Janice’s story

Executive Director of the Eating Disorders Resource Center (EDRC)  who has battled anorexia & bulimia nervosa for almost 50 years, CALIFORNIA


After graduating from high school as Valedictorian, and on the verge of commencing college, Janice, then aged 17 years, chose to go on a diet, following a comment made regarding her maturing body shape. After weighing herself, Janice began to restrict her food intake, in a bid to lose weight.

After battling disordered eating, unhealthy thoughts, rituals and anxieties for the ensuing three years, Janice’s weight gradually declined, and she was subsequently diagnosed with anorexia nervosa.

Janice, now aged 65, has since waged an ongoing, arduous battle with anorexia nervosa. She also succumbed to bulimia nervosa for a short period of time in the early eighties.

Applying her first-hand knowledge of eating disorders for good, Janice is the Founding Member and Executive Director of the Eating Disorders Resource Center (EDRC) in San Jose, California. At EDRC, she works with volunteers to help raise awareness, promote recovery, and advocate for mental health parity, particularly in relation to insurance coverage for those with eating disorders.

Mindful of the additional COVID-19-oriented anxiety encountered by those living with eating disorders, Janice is striving to raise community awareness that eating disorders are not a choice, but rather, a combination of genes, personality, and the environment. 

This is Janice’s story.

Throughout her final year of high school, Janice worked at a local Mexican fast food restaurant, during which she gained a few pounds. It wasn’t until a comment was made that she was “finally developing a figure”, that Janice decided to weigh herself, something which she hadn’t done in the past.

“The scale showed a number that scared me, so that summers day in 1973 I told my mum I was going on a diet. I started by eliminating carbohydrates and sweets and overtime the foods I chose to eat became more and more limited,” said Janice.

Over the ensuing three years, Janice’s disordered eating escalated, and in 1975, she was admitted to hospital, too weak to walk, let alone keep herself upright.

“At that point, I was too weak to even walk. But in my mind, I still felt too heavy, and thought I needed to lose a few more pounds,” Janice said.

Extremely concerned about her daughter’s deteriorating health, Janice’s mother took her to a plethora of specialists including a gynecologist, gastroenterologist, endocrinologist, and cardiologists. When Janice was 20 years of age she finally received a diagnosis of anorexia nervosa by a psychiatrist who specialized in eating disorders.

 Janice describes living with an eating disorder as “horrible and traumatic.”

Thoughts of restricting my food intake, coupled with exercising as much as possible, consumed most of my day. This made it extremely difficult to concentrate, perform at work, and carry out general everyday activities.”

“I became emotionally unstable, lost many friends, and destroyed important family relationships,” said Janice.

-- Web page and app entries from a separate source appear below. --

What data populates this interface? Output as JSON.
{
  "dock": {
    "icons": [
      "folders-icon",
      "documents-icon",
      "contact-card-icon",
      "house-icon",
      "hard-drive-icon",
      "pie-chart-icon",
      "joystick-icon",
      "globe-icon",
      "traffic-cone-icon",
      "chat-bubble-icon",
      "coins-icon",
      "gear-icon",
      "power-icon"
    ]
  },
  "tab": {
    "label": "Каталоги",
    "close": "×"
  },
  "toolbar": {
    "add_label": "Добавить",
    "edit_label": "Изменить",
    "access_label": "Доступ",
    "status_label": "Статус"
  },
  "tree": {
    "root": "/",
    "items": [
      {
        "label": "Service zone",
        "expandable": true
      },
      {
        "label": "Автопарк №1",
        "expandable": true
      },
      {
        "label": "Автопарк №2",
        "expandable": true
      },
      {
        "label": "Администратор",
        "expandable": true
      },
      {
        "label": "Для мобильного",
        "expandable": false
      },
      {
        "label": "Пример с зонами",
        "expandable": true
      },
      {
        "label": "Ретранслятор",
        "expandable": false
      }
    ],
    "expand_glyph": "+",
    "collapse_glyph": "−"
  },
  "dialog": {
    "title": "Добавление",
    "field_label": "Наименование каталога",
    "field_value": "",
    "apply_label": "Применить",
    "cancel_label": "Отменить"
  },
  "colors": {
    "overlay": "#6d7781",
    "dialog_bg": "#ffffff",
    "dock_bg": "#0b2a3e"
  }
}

Straight after her anorexia nervosa diagnosis, Janice underwent months of care and treatment. She was also admitted to a psychiatric hospital for a short period of time. She has since waged an ongoing battle with anorexia nervosa, peppered by intermittent periods of recovery, and many setbacks.

In the early eighties, Janice also succumbed to bulimia nervosa for a couple of years. After receiving both medication and cognitive behavioral therapy (CBT) she was able to overcome the purging associated with this illness.

Today, Janice continues to take medication to aid her recovery from anorexia nervosa, and receives regular support from psychiatrists at Stanford Health Care.

“Most recently, due to COVID-19, my eating disorder voice has grown much louder in my head, and I’ve lost weight as result,” Janice said.

Janice is a strong believer that genes play a significant role in the development of eating disorders, given there is a history of disordered eating in her family.

“I believe eating disorders are not a choice, but rather, a combination of genes, personality, and the environment,” said Janice.

Janice is therefore urging Americans aged 18 and over with first-hand experience of an eating disorder, to volunteer for the Eating Disorders Genetics Initiative (EDGI) – the world’s largest genetic research study of eating disorders ever performed. The study aims to identify the hundreds of genes that influence a person’s risk of developing anorexia nervosa, bulimia nervosa and binge-eating disorder, to improve treatment, and ultimately, save lives.

“The EDGI research study is so important because it offers the potential to find a cure for eating disorders, and the discovery of effective, evidence-based treatment options.”

“I hope the EDGI study will raise much-needed awareness of eating disorders, and eliminate the stigma and shame weighing heavily on these illnesses,” Janice said.

Importantly, Janice urges anyone who may be experiencing symptoms of an eating disorder, to seek early intervention and help from a knowledgeable team of healthcare professionals.